"The Kentucky Derby Festival has inadvertently politicized Thunder by defining patriotism as this show of military hardware," Harmer argued at a news conference.

Kentucky Derby Festival President Mike Berry acknowledges, "If we didn't have the military involved in the air show, it would be reduced by about 80%."

But Berry disputes the group's depiction of the military's role, calling it a "respectful disagreement."

The festival and peace activists have negotiated one fewer practice flyover day this year -- and - with Silence Over Thunder upset about the presence of military recruiters, the Peace Corps will have a booth this year.

"We're getting hung up I think on just the air show itself," Berry explained, "there is so much more to Thunder. Thunder on the ground includes interactive exhibits, there's a kids area, there's Thunder boomtown down at Tumbleweed. There are concerts going on at the stage of the chow wagon."

But no one can avoid the roar of the fighter jets - which the activists say forces people who have survived war to relive past terrors.

"This is a celebration of the machines of death," said John Wilborn of the Kentuckiana Viet Nam Veterans Against War, "That's what they're designed to do. This technology is designed to deliver death."

"We do not see this event as a glorification of war," countered Berry, "Is it a support of the nation's military? Yes. There is military involvement and the festival appreciates the involvement of the military.
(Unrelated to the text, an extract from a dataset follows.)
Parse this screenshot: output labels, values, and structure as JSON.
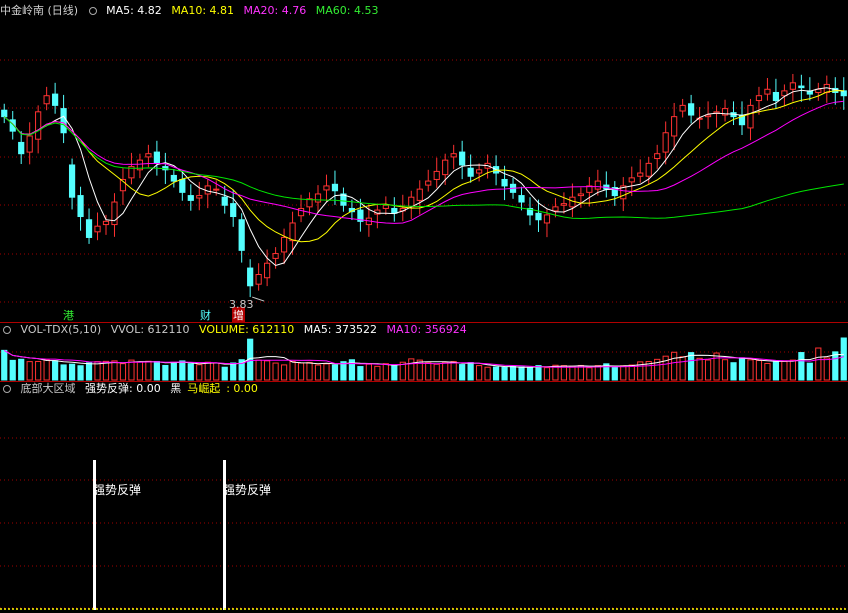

There's a big difference between support of the military and the men and women who are helping to keep our peace, and the glorification of war."

For a third year, the peace activists are planning an alternative to the military flyovers -- at the Peaceful Skies Picnic at the Americana Community Center in the South End.

At Waterfront Park, activists wearing t-shirts that say "War is No Future" plan a silent walk in formation through the crowd on Saturday.